▶ **Interface dataset entries**:
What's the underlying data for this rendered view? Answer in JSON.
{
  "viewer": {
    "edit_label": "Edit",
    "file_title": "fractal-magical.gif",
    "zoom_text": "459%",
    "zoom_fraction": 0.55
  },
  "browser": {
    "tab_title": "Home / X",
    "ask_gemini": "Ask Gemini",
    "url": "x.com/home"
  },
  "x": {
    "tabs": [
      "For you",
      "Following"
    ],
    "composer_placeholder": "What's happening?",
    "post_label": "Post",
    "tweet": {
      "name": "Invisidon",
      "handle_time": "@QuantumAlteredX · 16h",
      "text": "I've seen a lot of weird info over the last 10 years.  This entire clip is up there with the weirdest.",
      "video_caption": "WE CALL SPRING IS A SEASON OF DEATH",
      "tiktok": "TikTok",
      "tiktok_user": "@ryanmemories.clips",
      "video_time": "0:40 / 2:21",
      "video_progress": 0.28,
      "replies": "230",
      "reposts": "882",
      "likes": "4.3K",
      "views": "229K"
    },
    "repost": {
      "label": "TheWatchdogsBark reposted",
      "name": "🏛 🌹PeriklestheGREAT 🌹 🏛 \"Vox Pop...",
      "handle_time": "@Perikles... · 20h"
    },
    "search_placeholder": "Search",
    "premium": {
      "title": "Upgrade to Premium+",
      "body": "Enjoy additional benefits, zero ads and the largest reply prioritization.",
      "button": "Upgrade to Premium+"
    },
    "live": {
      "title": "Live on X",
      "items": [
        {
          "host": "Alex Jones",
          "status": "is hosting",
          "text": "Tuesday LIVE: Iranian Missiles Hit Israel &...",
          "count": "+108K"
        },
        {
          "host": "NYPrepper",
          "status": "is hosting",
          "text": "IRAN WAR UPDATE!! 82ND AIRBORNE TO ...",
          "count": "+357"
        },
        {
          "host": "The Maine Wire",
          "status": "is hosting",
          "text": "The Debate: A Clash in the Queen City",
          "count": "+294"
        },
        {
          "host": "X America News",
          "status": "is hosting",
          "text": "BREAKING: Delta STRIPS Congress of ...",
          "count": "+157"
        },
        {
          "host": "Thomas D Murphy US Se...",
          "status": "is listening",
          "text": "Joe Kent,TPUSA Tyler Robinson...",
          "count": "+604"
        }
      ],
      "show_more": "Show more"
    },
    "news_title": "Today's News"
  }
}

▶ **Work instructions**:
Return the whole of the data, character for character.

▶ **Completed exercise**:
What's the underlying data for this rendered view? Answer in JSON.
{
  "viewer": {
    "edit_label": "Edit",
    "file_title": "fractal-magical.gif",
    "zoom_text": "459%",
    "zoom_fraction": 0.55
  },
  "browser": {
    "tab_title": "Home / X",
    "ask_gemini": "Ask Gemini",
    "url": "x.com/home"
  },
  "x": {
    "tabs": [
      "For you",
      "Following"
    ],
    "composer_placeholder": "What's happening?",
    "post_label": "Post",
    "tweet": {
      "name": "Invisidon",
      "handle_time": "@QuantumAlteredX · 16h",
      "text": "I've seen a lot of weird info over the last 10 years.  This entire clip is up there with the weirdest.",
      "video_caption": "WE CALL SPRING IS A SEASON OF DEATH",
      "tiktok": "TikTok",
      "tiktok_user": "@ryanmemories.clips",
      "video_time": "0:40 / 2:21",
      "video_progress": 0.28,
      "replies": "230",
      "reposts": "882",
      "likes": "4.3K",
      "views": "229K"
    },
    "repost": {
      "label": "TheWatchdogsBark reposted",
      "name": "🏛 🌹PeriklestheGREAT 🌹 🏛 \"Vox Pop...",
      "handle_time": "@Perikles... · 20h"
    },
    "search_placeholder": "Search",
    "premium": {
      "title": "Upgrade to Premium+",
      "body": "Enjoy additional benefits, zero ads and the largest reply prioritization.",
      "button": "Upgrade to Premium+"
    },
    "live": {
      "title": "Live on X",
      "items": [
        {
          "host": "Alex Jones",
          "status": "is hosting",
          "text": "Tuesday LIVE: Iranian Missiles Hit Israel &...",
          "count": "+108K"
        },
        {
          "host": "NYPrepper",
          "status": "is hosting",
          "text": "IRAN WAR UPDATE!! 82ND AIRBORNE TO ...",
          "count": "+357"
        },
        {
          "host": "The Maine Wire",
          "status": "is hosting",
          "text": "The Debate: A Clash in the Queen City",
          "count": "+294"
        },
        {
          "host": "X America News",
          "status": "is hosting",
          "text": "BREAKING: Delta STRIPS Congress of ...",
          "count": "+157"
        },
        {
          "host": "Thomas D Murphy US Se...",
          "status": "is listening",
          "text": "Joe Kent,TPUSA Tyler Robinson...",
          "count": "+604"
        }
      ],
      "show_more": "Show more"
    },
    "news_title": "Today's News"
  }
}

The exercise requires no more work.